Traditionally, the Shawnee had a patrilineal system, by which descent and inheritance went through paternal lines. The war chiefs were hereditary and descended from their paternal line in the Kispoko division.[2]

While historians have held that most of this sept relocated west of the Mississippi River in the 19th century, in the 20th and 21st centuries, two groups have organized and identified as Kispoko of the Shawnee; they are documented in Ohio and Indiana. Neither has any official recognition by respective state or federal governments.

Kispoko in Ohio[edit]

The Shawnee village of Peckuwe, which was located at 39° 54.5′ N, 83° 54.68′ W, near Springfield, Ohio was home to the Peckuwe and Kispoko divisions of the Shawnee Tribe until the Battle of Piqua, August 8, 1780, when they were defeated by European-American colonists. The Piqua Sept of Ohio Shawnee Tribe have placed a traditional cedar pole in commemoration, located "on the southern edge of the George Rogers Clark Historical Park, in the lowlands in front of the park's 'Hertzler House.'"[3] Another Shawnee settlement in Ohio was called "Kispoko Town."

"Kispoko Town" was situated on the east bank of the [Scioto] river, across from the Pickaway Plains about midway between present day Circleville and Chillicothe. This town was peopled by the Chalahgawatha sept of the Shawnee tribe, one of five divisions making up the Shawnee Nation. The principal Chiefs of this area were the legendary Chief Cornstalk (Hokolewqua) and his tall sister, Grenadier Squaw (Non-hel-e-ma), who stood at six and a half feet tall.[4]

21st-century Kispoko Shawnee[edit]

A Kispoko Sept of Ohio Shawnee (Hog Creek Reservation) was listed as residing in Cridersville, Ohio as of 2013, according to the 500 Nations website.[5] But, an 1880 source states that the Shawnee, including those formerly living in the Hog Creek Reservation (present-day Shawnee Township), were removed to eastern Kansas in 1832, receiving payment of $30,000 in fifteen annual installments for their lands, which had an estimated value of over $200,000 at that time.[6] An 1832 census lists the names of individuals from the Hog Creek Band who moved to Kansas.[7]

The Upper Kispoko Band of the Shawnee Nation, an unrecognized tribe, was listed as being located in Kokomo, Indiana as of 2013.[8][9][10][11][12]

References[edit]

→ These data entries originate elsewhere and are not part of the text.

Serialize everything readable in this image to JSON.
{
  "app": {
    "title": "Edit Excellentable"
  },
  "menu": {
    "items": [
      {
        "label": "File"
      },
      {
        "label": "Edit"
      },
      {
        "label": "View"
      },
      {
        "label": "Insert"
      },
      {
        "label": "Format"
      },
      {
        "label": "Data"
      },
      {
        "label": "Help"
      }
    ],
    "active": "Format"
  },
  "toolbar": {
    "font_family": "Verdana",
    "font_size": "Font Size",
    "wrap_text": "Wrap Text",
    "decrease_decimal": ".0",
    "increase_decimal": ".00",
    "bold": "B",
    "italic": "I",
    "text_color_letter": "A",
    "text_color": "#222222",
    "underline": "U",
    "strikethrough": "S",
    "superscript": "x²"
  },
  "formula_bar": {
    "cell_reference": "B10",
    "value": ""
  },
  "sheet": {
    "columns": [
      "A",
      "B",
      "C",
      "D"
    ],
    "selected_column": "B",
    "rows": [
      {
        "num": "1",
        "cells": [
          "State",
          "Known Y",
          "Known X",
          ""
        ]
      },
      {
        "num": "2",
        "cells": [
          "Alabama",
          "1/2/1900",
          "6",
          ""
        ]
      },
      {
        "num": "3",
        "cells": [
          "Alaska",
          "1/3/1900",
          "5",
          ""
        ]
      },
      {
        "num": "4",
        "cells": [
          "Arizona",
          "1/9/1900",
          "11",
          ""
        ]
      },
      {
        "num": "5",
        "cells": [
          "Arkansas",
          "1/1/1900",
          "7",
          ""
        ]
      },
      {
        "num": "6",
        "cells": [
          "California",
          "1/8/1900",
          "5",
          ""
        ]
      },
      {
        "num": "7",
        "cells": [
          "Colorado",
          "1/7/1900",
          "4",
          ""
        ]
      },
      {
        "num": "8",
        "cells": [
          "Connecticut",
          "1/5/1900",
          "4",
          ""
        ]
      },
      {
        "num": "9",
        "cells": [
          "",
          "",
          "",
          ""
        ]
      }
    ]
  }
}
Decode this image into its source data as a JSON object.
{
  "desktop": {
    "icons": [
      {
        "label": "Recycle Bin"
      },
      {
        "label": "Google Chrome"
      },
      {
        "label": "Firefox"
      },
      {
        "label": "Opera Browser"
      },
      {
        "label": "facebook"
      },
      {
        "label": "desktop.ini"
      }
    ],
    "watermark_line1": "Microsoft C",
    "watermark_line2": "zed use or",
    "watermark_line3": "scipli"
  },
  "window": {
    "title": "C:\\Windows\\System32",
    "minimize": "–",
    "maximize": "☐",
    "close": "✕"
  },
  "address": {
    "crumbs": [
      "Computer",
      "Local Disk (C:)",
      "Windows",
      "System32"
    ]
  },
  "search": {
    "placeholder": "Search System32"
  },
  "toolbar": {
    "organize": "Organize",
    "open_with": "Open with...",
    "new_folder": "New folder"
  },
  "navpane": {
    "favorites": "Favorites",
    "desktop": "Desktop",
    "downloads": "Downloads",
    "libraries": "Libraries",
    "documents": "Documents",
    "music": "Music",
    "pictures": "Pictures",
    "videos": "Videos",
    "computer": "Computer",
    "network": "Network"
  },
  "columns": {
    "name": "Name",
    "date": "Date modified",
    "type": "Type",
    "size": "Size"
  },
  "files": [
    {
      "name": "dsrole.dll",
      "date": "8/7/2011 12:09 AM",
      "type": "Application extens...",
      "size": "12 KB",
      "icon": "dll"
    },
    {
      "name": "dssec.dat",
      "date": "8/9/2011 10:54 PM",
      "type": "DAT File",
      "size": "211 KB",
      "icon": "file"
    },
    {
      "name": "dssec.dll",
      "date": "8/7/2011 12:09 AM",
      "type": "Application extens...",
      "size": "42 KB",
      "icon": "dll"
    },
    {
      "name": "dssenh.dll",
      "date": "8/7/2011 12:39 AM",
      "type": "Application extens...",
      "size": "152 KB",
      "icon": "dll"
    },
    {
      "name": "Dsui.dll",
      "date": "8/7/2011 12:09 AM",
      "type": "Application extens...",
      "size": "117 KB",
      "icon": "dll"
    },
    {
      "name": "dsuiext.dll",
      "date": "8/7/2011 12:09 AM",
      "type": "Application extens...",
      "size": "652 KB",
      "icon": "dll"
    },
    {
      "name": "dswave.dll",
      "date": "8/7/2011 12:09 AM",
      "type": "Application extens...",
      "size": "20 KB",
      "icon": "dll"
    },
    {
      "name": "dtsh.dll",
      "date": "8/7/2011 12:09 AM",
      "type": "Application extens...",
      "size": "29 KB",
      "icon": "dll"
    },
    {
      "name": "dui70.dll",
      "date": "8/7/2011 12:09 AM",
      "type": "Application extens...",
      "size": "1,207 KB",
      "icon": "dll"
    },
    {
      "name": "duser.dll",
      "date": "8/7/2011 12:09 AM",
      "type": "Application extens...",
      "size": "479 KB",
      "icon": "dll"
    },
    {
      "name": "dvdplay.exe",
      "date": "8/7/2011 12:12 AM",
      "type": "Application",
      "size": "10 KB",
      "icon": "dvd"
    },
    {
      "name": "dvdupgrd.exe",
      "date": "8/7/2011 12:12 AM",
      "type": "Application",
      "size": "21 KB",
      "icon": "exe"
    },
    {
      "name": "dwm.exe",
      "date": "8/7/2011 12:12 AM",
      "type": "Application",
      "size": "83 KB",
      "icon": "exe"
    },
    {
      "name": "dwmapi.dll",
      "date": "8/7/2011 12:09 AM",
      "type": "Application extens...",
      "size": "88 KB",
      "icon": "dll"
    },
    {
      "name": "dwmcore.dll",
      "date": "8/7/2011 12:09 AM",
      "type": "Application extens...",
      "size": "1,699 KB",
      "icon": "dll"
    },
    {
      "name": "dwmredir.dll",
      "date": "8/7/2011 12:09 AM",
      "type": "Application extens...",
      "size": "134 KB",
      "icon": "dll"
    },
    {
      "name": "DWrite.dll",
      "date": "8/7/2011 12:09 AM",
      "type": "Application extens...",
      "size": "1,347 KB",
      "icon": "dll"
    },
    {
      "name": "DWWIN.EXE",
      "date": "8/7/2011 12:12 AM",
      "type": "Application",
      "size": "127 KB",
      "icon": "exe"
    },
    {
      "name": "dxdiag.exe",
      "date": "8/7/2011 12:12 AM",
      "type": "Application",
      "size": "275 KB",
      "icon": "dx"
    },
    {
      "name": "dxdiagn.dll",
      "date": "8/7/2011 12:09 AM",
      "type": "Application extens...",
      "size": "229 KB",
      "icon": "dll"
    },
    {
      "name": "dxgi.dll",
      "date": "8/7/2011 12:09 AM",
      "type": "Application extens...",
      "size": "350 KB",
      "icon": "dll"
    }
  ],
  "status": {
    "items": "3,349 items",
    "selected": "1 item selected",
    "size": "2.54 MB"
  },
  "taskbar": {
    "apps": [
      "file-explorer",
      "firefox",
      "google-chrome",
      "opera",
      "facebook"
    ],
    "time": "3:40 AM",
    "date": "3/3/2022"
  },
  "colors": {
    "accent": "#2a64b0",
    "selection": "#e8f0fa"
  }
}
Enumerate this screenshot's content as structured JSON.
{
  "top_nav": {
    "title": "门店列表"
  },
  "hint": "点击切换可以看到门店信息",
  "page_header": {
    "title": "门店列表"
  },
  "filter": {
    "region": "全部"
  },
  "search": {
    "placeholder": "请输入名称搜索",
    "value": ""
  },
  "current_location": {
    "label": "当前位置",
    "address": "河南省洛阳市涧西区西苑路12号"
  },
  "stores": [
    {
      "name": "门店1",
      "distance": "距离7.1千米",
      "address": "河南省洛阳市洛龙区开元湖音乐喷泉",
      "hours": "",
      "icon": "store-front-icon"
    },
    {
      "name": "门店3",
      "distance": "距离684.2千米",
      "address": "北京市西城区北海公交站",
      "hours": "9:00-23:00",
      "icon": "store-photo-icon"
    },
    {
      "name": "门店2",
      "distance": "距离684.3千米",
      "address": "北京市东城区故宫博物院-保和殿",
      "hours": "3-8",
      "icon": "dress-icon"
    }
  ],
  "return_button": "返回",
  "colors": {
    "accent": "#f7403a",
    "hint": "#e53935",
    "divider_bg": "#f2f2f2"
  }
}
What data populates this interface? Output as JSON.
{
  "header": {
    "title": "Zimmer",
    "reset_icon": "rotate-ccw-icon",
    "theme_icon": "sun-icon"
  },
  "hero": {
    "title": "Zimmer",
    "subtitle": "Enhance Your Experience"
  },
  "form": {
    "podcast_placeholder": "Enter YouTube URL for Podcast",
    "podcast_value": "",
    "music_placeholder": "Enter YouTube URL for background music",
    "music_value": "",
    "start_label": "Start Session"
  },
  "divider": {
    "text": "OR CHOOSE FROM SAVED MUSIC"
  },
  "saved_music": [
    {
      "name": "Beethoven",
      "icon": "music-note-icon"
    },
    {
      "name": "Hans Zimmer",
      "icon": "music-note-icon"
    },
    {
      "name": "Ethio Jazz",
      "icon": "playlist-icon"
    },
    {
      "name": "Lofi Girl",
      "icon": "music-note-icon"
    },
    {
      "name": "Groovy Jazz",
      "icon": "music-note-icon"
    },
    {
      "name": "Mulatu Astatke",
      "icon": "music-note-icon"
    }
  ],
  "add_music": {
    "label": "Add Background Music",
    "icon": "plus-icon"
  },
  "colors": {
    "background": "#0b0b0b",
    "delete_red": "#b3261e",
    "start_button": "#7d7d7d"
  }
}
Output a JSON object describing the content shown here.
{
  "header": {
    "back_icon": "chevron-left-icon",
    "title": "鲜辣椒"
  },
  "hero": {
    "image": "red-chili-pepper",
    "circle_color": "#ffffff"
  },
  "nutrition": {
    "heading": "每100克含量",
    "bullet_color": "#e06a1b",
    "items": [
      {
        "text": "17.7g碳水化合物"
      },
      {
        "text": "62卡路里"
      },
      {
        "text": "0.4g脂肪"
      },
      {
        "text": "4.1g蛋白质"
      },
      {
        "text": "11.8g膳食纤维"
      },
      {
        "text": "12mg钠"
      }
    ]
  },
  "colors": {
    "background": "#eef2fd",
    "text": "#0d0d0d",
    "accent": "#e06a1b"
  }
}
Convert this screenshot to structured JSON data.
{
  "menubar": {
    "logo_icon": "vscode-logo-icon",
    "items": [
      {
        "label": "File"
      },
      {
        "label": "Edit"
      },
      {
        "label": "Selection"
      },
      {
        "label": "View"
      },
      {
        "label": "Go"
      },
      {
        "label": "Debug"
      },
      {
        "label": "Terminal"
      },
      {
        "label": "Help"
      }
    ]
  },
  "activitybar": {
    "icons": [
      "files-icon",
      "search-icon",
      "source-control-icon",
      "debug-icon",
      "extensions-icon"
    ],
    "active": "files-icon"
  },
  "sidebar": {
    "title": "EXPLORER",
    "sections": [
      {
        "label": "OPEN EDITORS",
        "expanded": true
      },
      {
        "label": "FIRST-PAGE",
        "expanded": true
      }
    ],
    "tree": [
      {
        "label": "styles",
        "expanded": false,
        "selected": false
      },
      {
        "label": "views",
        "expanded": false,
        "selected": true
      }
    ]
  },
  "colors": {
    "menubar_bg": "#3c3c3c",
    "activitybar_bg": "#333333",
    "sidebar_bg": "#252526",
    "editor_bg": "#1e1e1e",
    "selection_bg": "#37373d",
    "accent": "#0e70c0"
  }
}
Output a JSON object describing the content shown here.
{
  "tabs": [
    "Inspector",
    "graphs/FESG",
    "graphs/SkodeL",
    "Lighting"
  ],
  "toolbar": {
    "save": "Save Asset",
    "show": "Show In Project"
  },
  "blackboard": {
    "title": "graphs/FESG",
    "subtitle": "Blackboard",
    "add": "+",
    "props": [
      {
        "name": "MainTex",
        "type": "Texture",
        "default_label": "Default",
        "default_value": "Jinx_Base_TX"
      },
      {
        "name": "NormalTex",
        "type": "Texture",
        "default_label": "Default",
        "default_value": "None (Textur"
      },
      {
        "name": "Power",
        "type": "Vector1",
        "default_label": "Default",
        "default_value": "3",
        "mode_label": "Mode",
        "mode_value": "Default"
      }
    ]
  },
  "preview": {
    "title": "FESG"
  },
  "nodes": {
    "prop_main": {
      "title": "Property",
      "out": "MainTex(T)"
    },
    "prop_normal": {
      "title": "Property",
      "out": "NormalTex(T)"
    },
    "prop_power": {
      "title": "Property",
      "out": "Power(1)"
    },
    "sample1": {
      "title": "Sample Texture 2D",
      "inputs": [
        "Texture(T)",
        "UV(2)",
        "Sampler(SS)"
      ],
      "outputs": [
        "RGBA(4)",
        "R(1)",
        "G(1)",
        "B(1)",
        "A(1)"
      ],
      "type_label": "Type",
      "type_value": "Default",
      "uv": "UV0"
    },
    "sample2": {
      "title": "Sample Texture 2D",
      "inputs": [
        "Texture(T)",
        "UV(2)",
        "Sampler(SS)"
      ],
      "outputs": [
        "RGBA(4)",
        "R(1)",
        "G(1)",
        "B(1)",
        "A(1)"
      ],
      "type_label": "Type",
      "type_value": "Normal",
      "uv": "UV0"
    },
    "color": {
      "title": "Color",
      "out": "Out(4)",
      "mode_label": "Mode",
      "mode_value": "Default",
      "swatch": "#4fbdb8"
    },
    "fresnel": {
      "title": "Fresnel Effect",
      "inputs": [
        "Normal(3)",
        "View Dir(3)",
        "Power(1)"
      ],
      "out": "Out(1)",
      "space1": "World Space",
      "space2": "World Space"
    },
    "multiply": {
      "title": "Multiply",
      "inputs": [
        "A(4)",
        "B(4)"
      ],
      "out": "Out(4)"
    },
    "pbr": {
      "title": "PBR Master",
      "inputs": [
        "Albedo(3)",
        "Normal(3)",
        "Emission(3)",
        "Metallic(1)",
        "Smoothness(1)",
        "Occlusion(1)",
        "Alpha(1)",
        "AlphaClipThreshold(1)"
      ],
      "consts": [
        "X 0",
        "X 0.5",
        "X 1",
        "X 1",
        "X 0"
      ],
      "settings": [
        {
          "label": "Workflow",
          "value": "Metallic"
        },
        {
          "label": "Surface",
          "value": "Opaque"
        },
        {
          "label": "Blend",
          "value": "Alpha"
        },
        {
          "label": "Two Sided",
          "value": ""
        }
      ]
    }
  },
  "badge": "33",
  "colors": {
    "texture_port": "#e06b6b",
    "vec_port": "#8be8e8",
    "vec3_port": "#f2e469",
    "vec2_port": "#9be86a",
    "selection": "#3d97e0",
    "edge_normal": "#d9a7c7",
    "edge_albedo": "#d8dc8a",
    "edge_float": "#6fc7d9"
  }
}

  1. ^ Lee Sulzman. "Shawnee History". First Nations Histories. Retrieved 2013-02-17. 
  2. ^ John E. Kleber (18 May 1992). The Kentucky Encyclopedia. University Press of Kentucky. p. 815. ISBN 978-0-8131-2883-2. Retrieved 16 February 2013. 
  3. ^ "Peckuwe Shawnee Memorial Marker". HNdb.org, The Historical Marker Database. Retrieved 2013-02-17. 
  4. ^ Mark Howes. "Stage's Pond Local Lore". Stage's Pond State Nature Preserve. Retrieved 2013-02-17. 
  5. ^ "Ohio Tribes". 500 Nations. Retrieved 2013-02-17. 
  6. ^ Harrison, R. H. (1880). Atlas of Allen County, Ohio from Records and Original Surveys, Philadelphia: R.H. Harrison. pp. 19.
  7. ^ Roy, Jerry C. “A Shawnee Muster Roll: 334 Ohio of the Wapakoneta and Hog Creek Bands Emigrating to Kansas in 1832.” (929/J63/v. 7/no. 2/p. 38). From: "American Indians in Kansas: a bibliography - Kansas Historical Society". Retrieved 2013-02-17.  "Provides census by individual tribes and names, in 1832. Interesting, with an excellent bibliography."
  8. ^ "First director hired for Purdue's new Native American Educational and Cultural Center". Purdue University. 2007-08-23. Retrieved 2013-02-17. 
  9. ^ Susan O'Leary (2008-01-06). "Tribal groups call Indiana home: Commission spreading word on American Indian presence, needs". nwi.com (Munster, Indiana). Retrieved 2013-02-17. 
  10. ^ "Native American Tribes of Indiana". Retrieved 2013-02-17. 
  11. ^ "Tribal Directory of Northeastern Indian Tribes". Indians.org. Retrieved 2013-02-17. 
  12. ^ "Shawnee". Four Directions Institute. Retrieved 2013-02-17.